A full repairing and insuring lease (“FRI Lease”) is a lease in which the tenant takes on all of the costs for repairs and insurance for the property being leased from the landlord. This article focuses on the repairing elements of an FRI lease. The requirement for repair of the premises applies even if the property is in a poor state of repair to begin with!
That statement can be a surprise to many people. The common misconception is that a tenant only has to give the property back in the same condition in which they took it. This is not the case. By entering into an FRI lease the tenant takes on complete responsibility for repairs, even if:
- that tenant was not responsible for the state of repair of the premises from the outset of the lease, or
- if the disrepair already existed when the lease was granted.
If there are any doubts as to the condition of the property, a tenant should therefore obtain an independent survey on the property. Such a survey report can act as a bargaining tool for the tenant in the negotiation of the lease terms, or it can be used as proof of the state and condition the property at the start of the term. This can create a “Schedule of Condition” to be attached to the lease. The better the schedule, the better the potential safeguard against future dilapidation claims from the landlord.
The definition given to “the property” in a lease is also crucial because this will detail the extent of the property that a tenant is responsible for. For instance, is the lease an internal only demise or does the tenant have responsibility for the whole structure? If the latter applies, the condition of the roof may be a big concern, for example. This is especially relevant to a lease of an old industrial building. It such situations it may be possible to negotiate with the landlord for the roof to be excluded from the repairing obligation in the lease and thereby saving that future cost to the tenant.

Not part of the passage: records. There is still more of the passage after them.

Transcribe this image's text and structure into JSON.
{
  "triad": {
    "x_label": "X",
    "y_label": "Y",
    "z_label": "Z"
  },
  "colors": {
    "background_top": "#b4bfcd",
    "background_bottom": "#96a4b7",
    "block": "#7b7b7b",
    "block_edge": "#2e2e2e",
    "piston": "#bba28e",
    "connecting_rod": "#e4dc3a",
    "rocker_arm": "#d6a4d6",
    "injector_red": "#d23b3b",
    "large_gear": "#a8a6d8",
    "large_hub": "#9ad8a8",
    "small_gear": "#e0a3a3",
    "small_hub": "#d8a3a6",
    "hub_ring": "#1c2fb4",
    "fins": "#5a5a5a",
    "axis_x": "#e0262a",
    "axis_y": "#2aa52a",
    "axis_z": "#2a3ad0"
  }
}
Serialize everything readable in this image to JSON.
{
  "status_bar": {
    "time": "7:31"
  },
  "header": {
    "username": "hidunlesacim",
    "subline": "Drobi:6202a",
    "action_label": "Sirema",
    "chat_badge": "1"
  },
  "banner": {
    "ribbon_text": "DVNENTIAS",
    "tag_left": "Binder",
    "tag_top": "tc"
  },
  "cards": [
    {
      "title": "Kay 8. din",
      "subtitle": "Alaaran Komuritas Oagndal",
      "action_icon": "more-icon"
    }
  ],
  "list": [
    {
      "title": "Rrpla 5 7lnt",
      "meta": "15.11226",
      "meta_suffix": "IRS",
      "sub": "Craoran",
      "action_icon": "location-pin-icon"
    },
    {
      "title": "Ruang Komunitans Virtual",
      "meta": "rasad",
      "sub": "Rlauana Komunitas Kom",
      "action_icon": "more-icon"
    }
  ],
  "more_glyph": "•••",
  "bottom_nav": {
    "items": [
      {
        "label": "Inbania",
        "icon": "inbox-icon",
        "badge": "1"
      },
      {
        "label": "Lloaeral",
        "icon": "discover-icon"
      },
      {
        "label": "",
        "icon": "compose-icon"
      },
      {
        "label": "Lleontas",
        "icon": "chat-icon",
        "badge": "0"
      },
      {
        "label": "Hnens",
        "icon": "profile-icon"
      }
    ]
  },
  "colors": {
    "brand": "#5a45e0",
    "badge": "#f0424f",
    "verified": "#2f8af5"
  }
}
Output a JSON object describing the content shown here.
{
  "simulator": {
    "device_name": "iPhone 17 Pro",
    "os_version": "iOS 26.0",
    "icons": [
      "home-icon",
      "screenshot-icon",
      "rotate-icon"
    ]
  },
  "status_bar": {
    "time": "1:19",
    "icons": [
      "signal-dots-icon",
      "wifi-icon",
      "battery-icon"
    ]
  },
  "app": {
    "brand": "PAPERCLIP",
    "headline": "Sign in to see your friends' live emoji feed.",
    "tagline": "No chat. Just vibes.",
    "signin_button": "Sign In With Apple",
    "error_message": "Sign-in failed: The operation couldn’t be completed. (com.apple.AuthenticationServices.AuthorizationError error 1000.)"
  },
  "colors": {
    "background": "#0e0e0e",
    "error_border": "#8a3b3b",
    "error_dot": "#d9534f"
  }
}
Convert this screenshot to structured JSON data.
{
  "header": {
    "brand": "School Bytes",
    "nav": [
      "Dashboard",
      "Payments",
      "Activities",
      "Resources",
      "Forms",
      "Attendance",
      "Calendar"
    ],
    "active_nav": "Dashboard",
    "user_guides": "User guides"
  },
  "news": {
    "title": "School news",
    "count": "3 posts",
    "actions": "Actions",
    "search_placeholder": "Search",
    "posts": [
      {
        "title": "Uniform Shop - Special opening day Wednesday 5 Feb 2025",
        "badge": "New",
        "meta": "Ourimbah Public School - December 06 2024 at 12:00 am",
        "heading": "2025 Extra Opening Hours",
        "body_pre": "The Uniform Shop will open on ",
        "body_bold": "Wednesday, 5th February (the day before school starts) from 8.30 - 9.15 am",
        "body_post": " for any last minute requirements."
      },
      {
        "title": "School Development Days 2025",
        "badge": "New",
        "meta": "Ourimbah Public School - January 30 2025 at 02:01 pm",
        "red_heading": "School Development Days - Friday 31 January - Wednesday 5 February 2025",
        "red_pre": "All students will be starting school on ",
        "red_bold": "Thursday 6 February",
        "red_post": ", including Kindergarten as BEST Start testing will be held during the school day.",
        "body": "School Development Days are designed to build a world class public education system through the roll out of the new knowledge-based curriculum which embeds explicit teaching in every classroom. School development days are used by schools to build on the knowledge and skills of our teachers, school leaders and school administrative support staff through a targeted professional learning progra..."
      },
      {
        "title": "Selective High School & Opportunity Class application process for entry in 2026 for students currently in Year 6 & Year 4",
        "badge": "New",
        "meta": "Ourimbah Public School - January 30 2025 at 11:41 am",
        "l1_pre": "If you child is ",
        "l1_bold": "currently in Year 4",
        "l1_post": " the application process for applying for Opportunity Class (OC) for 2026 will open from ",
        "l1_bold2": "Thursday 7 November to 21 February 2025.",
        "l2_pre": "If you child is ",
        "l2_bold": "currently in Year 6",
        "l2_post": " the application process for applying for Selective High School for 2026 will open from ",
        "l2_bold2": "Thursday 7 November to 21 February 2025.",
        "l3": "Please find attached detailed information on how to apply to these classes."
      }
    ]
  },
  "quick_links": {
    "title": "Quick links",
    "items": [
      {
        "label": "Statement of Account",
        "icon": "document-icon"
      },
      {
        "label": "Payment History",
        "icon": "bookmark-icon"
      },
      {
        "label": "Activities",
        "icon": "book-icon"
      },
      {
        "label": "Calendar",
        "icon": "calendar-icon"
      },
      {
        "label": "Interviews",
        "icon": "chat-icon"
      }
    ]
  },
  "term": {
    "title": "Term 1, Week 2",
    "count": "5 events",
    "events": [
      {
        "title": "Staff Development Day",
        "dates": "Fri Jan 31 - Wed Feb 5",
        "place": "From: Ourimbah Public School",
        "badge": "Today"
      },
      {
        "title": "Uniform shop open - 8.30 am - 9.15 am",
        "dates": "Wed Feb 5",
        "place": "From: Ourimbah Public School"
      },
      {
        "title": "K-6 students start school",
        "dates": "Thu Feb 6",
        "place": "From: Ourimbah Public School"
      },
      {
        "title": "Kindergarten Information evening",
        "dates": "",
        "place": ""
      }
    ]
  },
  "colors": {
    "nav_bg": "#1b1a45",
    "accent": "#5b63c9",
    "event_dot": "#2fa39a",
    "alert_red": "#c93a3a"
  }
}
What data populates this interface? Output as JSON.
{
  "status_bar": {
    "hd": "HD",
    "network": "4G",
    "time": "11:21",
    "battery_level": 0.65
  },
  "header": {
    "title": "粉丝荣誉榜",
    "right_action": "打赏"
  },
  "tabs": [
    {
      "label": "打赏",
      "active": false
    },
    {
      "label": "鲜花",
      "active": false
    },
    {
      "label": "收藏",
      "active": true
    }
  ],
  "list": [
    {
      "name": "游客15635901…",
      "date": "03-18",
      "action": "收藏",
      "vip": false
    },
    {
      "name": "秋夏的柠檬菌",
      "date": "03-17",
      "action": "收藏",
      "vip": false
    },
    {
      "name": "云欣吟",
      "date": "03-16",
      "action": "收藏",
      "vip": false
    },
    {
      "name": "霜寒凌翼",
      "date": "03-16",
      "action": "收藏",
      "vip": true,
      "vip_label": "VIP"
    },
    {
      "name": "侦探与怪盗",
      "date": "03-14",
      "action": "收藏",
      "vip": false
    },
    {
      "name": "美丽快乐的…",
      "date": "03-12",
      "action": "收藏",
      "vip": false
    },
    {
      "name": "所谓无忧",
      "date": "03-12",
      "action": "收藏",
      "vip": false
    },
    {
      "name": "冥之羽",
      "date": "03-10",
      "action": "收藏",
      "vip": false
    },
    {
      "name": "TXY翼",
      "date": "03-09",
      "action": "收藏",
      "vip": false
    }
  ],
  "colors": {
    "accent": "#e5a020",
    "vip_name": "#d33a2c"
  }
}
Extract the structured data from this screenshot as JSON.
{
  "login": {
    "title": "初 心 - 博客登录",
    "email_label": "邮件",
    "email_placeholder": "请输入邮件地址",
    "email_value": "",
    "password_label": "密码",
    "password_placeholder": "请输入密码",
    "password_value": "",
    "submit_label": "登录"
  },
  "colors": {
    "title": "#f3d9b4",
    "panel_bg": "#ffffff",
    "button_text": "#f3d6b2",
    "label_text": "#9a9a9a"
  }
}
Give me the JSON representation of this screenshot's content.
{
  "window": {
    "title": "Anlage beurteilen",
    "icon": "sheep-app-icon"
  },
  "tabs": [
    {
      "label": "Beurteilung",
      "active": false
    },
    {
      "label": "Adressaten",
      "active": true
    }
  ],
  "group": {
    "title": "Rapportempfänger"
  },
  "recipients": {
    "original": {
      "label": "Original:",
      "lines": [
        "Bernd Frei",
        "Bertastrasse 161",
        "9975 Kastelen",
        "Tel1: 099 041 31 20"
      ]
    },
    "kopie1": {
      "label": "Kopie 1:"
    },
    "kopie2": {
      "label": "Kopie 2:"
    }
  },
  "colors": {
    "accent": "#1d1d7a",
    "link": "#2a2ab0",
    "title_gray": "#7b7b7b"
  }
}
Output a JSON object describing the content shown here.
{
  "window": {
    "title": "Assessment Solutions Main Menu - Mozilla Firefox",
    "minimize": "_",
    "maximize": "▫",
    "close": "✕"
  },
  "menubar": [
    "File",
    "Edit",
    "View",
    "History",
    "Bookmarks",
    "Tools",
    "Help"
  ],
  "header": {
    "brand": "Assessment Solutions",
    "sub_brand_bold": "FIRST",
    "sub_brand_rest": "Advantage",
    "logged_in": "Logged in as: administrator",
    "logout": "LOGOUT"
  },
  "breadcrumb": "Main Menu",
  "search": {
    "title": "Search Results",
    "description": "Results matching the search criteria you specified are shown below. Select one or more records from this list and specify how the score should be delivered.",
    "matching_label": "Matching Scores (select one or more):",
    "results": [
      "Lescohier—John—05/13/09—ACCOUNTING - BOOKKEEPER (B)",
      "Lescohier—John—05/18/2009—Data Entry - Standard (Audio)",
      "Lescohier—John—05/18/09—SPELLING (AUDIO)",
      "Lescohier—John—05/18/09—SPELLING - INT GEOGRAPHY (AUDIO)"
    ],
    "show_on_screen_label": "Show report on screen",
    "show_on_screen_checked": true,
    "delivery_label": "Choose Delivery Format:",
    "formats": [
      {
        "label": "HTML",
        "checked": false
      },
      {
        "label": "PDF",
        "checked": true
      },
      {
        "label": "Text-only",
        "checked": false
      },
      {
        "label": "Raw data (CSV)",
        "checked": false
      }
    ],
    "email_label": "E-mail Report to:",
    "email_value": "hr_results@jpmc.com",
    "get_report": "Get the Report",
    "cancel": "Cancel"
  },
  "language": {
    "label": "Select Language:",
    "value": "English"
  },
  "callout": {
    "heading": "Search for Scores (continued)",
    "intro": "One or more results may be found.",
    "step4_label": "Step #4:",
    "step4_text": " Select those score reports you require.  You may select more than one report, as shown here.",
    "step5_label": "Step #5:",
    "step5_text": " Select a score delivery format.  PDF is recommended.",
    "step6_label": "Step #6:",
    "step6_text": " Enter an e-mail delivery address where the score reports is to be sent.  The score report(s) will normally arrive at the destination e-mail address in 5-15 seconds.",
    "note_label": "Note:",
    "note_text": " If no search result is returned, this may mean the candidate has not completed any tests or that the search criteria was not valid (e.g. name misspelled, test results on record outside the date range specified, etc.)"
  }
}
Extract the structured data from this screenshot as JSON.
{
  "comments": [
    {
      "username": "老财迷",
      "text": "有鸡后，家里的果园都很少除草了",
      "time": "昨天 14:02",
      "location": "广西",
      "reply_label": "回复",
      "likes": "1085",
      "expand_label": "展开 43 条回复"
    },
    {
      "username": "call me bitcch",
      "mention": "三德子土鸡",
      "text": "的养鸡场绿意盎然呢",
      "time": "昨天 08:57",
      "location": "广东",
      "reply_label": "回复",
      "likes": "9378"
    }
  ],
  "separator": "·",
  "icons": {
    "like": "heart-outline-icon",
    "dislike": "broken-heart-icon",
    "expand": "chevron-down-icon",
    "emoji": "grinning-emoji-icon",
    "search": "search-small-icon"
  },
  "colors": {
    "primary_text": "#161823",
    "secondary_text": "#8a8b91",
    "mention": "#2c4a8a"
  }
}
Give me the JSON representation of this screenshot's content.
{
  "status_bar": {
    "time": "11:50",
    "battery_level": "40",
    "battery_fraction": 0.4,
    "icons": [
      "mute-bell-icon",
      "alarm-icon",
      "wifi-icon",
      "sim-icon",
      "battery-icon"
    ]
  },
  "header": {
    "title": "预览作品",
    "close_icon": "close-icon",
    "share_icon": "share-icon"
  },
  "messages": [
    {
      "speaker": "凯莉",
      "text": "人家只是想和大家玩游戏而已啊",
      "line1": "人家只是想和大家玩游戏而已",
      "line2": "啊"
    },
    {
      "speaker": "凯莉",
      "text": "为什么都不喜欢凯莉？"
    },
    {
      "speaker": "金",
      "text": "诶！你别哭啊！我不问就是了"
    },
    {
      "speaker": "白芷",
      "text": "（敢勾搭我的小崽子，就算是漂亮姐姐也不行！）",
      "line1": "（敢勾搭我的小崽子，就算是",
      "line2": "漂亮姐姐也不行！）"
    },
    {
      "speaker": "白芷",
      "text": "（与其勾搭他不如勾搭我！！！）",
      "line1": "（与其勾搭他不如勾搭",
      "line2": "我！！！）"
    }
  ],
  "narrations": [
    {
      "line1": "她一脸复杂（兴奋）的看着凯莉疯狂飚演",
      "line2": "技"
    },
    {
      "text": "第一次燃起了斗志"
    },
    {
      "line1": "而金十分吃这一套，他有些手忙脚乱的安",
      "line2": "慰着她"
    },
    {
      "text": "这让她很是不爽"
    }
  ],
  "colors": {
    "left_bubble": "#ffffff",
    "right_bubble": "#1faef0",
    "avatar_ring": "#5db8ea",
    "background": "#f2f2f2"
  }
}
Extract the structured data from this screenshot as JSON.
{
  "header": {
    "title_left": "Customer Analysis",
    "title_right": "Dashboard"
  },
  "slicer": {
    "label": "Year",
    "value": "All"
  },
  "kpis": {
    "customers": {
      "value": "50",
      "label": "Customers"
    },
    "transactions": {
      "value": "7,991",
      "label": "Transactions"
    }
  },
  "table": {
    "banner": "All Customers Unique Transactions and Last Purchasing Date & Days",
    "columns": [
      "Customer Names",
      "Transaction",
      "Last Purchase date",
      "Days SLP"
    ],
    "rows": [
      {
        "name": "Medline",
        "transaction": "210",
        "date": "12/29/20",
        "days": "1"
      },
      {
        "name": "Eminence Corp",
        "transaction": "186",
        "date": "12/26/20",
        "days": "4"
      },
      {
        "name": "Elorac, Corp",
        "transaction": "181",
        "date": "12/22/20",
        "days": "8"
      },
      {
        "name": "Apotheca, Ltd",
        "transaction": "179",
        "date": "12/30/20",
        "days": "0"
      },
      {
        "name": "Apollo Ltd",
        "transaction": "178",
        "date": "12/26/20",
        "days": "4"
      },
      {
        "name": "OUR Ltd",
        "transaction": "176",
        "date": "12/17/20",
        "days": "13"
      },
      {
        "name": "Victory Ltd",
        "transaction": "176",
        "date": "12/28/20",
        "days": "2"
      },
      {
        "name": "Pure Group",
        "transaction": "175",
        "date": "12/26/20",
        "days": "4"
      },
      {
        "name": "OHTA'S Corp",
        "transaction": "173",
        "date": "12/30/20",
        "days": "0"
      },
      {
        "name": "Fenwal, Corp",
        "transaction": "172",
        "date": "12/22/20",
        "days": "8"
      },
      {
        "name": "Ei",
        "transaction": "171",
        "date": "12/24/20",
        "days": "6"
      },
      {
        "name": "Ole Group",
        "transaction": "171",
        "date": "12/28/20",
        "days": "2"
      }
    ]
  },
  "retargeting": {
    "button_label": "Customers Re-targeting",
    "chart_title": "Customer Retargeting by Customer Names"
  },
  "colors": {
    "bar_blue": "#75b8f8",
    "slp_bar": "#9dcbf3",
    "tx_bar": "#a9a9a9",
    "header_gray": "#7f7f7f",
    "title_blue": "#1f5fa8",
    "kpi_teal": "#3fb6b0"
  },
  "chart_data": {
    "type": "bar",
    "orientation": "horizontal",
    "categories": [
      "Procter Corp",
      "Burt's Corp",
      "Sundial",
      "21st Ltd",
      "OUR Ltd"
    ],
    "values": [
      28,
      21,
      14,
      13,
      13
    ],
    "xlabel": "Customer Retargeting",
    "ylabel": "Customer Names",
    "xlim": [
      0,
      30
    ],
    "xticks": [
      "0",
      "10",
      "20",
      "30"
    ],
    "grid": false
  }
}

Complying with the repairing obligations within a FRI lease on an ongoing basis is one of the biggest liabilities for any tenant and this liability doesn’t end just because the lease does.
As the lease approaches its end or even after the term has ended, a landlord will inspect a property to serve a terminal schedule of dilapidations on the tenant.
This schedule lists all items of disrepair in the property and will quantify the cost of carrying out the repairs, including a calculation of lost rent for the period during which the repairs are carried out. The landlord’s intention will be to agree a payment in lieu of repairs and it is not unusual for this figure to be very, very high! At this stage, professional advice is advised and clearly, the more you considered your obligations at the beginning of your lease, the better placed you will be when it comes to discussing the schedule of dilapidations.